In addition to the extensive meat and seafood selection, there are also a handful of sides including rice cakes, soups (soybean stew or soon dooboo soft tofu) and jap chae noodles. But neither these nor the complimentary sides (banchan) are the stars here.
The efficiency of service once we started cooking was astounding. Even with nonstop grilling and eating, it was hard to keep up with how quickly new orders would arrive. Rice, water and banchan were refilled regularly. It seemed we could not go more than a few minutes without being asked if we wanted to order more food.
Once you’ve had your fill of yakiniku and paid your bill, there is the option to end your visit with a sweet treat. These macaron ice cream sandwiches come in a variety of flavors including matcha, coffee and strawberry. These are not part of the all-you-can-eat menu; you buy them at a counter for $4 each.
The only real negatives were minor and had nothing to do with the food. For example, the minimum party size for a reservation is 10 people, but the restaurant does not have a table designed to fit 10. We crammed ourselves around a table made for eight; the other option was to split up into two tables. You also can’t split your bill on more than two credit cards per grill, which can be a challenge for groups of friends or family who don’t carry a lot of cash.
However, the food here is an incredible value, especially for lunch (although your meat selection is slightly limited). The meats are at least on par with, and in many instances a step above, other all-you-can-eat options in town. The interior was clean and beautiful, and the service was good, especially since we went on their second night of service.
So is Gen Korean BBQ worthy of the hype? Yes, I believe it is.
Gen Korean BBQ House
Ho’okipa Terrace at Ala Moana (former Tsukiji spot)
1450 Ala Moana Blvd.

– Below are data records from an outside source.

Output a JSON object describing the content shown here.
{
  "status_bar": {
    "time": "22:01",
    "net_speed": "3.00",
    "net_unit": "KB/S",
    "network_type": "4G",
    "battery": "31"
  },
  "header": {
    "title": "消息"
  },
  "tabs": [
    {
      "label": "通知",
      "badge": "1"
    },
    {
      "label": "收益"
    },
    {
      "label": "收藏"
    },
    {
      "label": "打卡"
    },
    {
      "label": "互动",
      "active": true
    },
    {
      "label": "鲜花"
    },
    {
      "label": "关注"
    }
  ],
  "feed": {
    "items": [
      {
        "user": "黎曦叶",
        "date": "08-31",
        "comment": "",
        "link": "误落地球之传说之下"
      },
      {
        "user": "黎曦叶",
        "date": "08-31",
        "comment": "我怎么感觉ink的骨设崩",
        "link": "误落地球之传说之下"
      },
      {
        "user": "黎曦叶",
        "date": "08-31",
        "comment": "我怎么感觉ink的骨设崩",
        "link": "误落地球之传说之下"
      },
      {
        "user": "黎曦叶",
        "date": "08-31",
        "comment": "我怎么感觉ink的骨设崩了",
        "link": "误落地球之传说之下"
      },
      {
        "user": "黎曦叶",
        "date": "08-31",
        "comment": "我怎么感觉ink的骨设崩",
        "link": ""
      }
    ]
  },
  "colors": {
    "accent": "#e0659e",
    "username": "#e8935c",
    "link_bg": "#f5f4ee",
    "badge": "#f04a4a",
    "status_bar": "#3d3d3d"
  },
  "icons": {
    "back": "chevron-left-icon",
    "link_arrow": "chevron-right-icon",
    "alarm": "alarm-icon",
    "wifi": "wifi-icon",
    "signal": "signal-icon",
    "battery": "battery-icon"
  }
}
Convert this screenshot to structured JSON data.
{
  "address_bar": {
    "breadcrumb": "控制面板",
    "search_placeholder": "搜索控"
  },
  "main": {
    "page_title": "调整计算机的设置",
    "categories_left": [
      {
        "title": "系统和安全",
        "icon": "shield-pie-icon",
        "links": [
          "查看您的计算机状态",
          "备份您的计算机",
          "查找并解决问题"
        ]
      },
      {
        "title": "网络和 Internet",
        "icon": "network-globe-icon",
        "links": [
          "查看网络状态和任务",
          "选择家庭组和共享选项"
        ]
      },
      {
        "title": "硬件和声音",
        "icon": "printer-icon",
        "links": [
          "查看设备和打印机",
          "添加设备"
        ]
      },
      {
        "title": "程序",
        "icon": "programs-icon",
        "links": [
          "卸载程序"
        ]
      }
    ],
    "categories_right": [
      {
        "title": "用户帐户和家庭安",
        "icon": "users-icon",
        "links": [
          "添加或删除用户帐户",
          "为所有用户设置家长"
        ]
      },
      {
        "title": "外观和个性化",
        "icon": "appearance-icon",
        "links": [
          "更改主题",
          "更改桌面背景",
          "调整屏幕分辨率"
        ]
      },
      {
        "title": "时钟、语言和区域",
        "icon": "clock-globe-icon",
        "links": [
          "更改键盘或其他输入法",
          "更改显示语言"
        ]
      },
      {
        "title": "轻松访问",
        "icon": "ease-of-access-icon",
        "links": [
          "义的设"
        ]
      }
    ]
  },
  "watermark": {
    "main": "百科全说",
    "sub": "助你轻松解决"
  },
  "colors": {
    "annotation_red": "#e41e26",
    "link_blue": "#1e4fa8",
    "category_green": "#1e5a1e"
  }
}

Sunday – Thursday 10 a.m. to 11 p.m.
Friday – Saturday 10 a.m. to 12 a.m.
– Photos by Dale Yasunaga and Thomas Obungen, video by Thomas Obungen